(SOURCE RECORDS begins)

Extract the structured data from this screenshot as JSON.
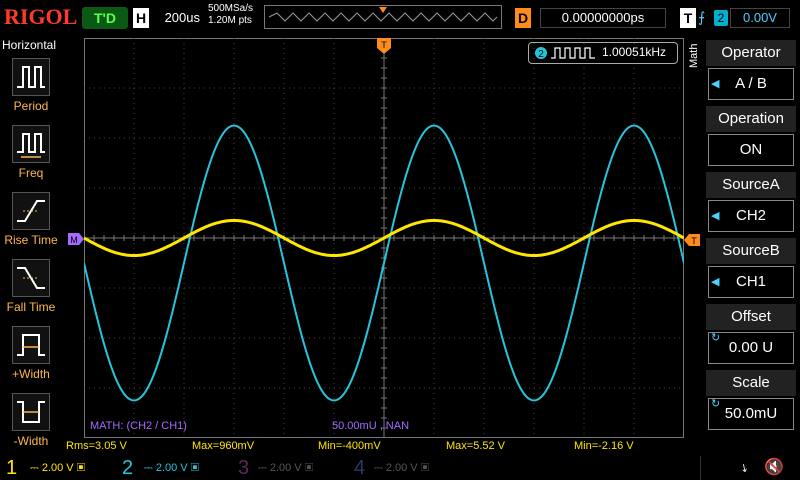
{
  "header": {
    "logo": "RIGOL",
    "run_state": "T'D",
    "h_badge": "H",
    "timebase": "200us",
    "sample_rate": "500MSa/s",
    "mem_depth": "1.20M pts",
    "d_badge": "D",
    "delay": "0.00000000ps",
    "t_badge": "T",
    "trigger_source": "2",
    "trigger_level": "0.00V"
  },
  "left_panel": {
    "title": "Horizontal",
    "items": [
      {
        "label": "Period"
      },
      {
        "label": "Freq"
      },
      {
        "label": "Rise Time"
      },
      {
        "label": "Fall Time"
      },
      {
        "label": "+Width"
      },
      {
        "label": "-Width"
      }
    ]
  },
  "right_panel": {
    "side_label": "Math",
    "sections": [
      {
        "title": "Operator",
        "value": "A / B"
      },
      {
        "title": "Operation",
        "value": "ON"
      },
      {
        "title": "SourceA",
        "value": "CH2"
      },
      {
        "title": "SourceB",
        "value": "CH1"
      },
      {
        "title": "Offset",
        "value": "0.00 U"
      },
      {
        "title": "Scale",
        "value": "50.0mU"
      }
    ]
  },
  "freq_counter": {
    "channel": "2",
    "value": "1.00051kHz"
  },
  "screen": {
    "math_label": "MATH: (CH2 / CH1)",
    "math_scale": "50.00mU , NAN",
    "trigger_marker": "T",
    "math_marker": "M"
  },
  "measurements": [
    {
      "text": "Rms=3.05 V"
    },
    {
      "text": "Max=960mV"
    },
    {
      "text": "Min=-400mV"
    },
    {
      "text": "Max=5.52 V"
    },
    {
      "text": "Min=-2.16 V"
    }
  ],
  "channels": [
    {
      "num": "1",
      "scale": "2.00 V",
      "color": "#ffe600"
    },
    {
      "num": "2",
      "scale": "2.00 V",
      "color": "#26c6da"
    },
    {
      "num": "3",
      "scale": "2.00 V",
      "color": "#c040c0"
    },
    {
      "num": "4",
      "scale": "2.00 V",
      "color": "#3060ff"
    }
  ],
  "colors": {
    "ch1": "#ffe600",
    "ch2": "#26c6da",
    "math": "#a46bff",
    "accent_orange": "#ff8c1a",
    "grid": "#4a4a4a"
  },
  "waveforms": {
    "ch1": {
      "amplitude_div": 0.35,
      "center_div": 0.0,
      "period_div": 4.0,
      "phase_div": 0.0
    },
    "ch2": {
      "amplitude_div": 2.75,
      "center_div": 0.5,
      "period_div": 4.0,
      "phase_div": 0.0,
      "clip_high_div": 2.8
    }
  }
}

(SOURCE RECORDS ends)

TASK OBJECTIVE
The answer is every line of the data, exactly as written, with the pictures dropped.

TASK OUTPUT
Extract the structured data from this screenshot as JSON.
{
  "header": {
    "logo": "RIGOL",
    "run_state": "T'D",
    "h_badge": "H",
    "timebase": "200us",
    "sample_rate": "500MSa/s",
    "mem_depth": "1.20M pts",
    "d_badge": "D",
    "delay": "0.00000000ps",
    "t_badge": "T",
    "trigger_source": "2",
    "trigger_level": "0.00V"
  },
  "left_panel": {
    "title": "Horizontal",
    "items": [
      {
        "label": "Period"
      },
      {
        "label": "Freq"
      },
      {
        "label": "Rise Time"
      },
      {
        "label": "Fall Time"
      },
      {
        "label": "+Width"
      },
      {
        "label": "-Width"
      }
    ]
  },
  "right_panel": {
    "side_label": "Math",
    "sections": [
      {
        "title": "Operator",
        "value": "A / B"
      },
      {
        "title": "Operation",
        "value": "ON"
      },
      {
        "title": "SourceA",
        "value": "CH2"
      },
      {
        "title": "SourceB",
        "value": "CH1"
      },
      {
        "title": "Offset",
        "value": "0.00 U"
      },
      {
        "title": "Scale",
        "value": "50.0mU"
      }
    ]
  },
  "freq_counter": {
    "channel": "2",
    "value": "1.00051kHz"
  },
  "screen": {
    "math_label": "MATH: (CH2 / CH1)",
    "math_scale": "50.00mU , NAN",
    "trigger_marker": "T",
    "math_marker": "M"
  },
  "measurements": [
    {
      "text": "Rms=3.05 V"
    },
    {
      "text": "Max=960mV"
    },
    {
      "text": "Min=-400mV"
    },
    {
      "text": "Max=5.52 V"
    },
    {
      "text": "Min=-2.16 V"
    }
  ],
  "channels": [
    {
      "num": "1",
      "scale": "2.00 V",
      "color": "#ffe600"
    },
    {
      "num": "2",
      "scale": "2.00 V",
      "color": "#26c6da"
    },
    {
      "num": "3",
      "scale": "2.00 V",
      "color": "#c040c0"
    },
    {
      "num": "4",
      "scale": "2.00 V",
      "color": "#3060ff"
    }
  ],
  "colors": {
    "ch1": "#ffe600",
    "ch2": "#26c6da",
    "math": "#a46bff",
    "accent_orange": "#ff8c1a",
    "grid": "#4a4a4a"
  },
  "waveforms": {
    "ch1": {
      "amplitude_div": 0.35,
      "center_div": 0.0,
      "period_div": 4.0,
      "phase_div": 0.0
    },
    "ch2": {
      "amplitude_div": 2.75,
      "center_div": 0.5,
      "period_div": 4.0,
      "phase_div": 0.0,
      "clip_high_div": 2.8
    }
  }
}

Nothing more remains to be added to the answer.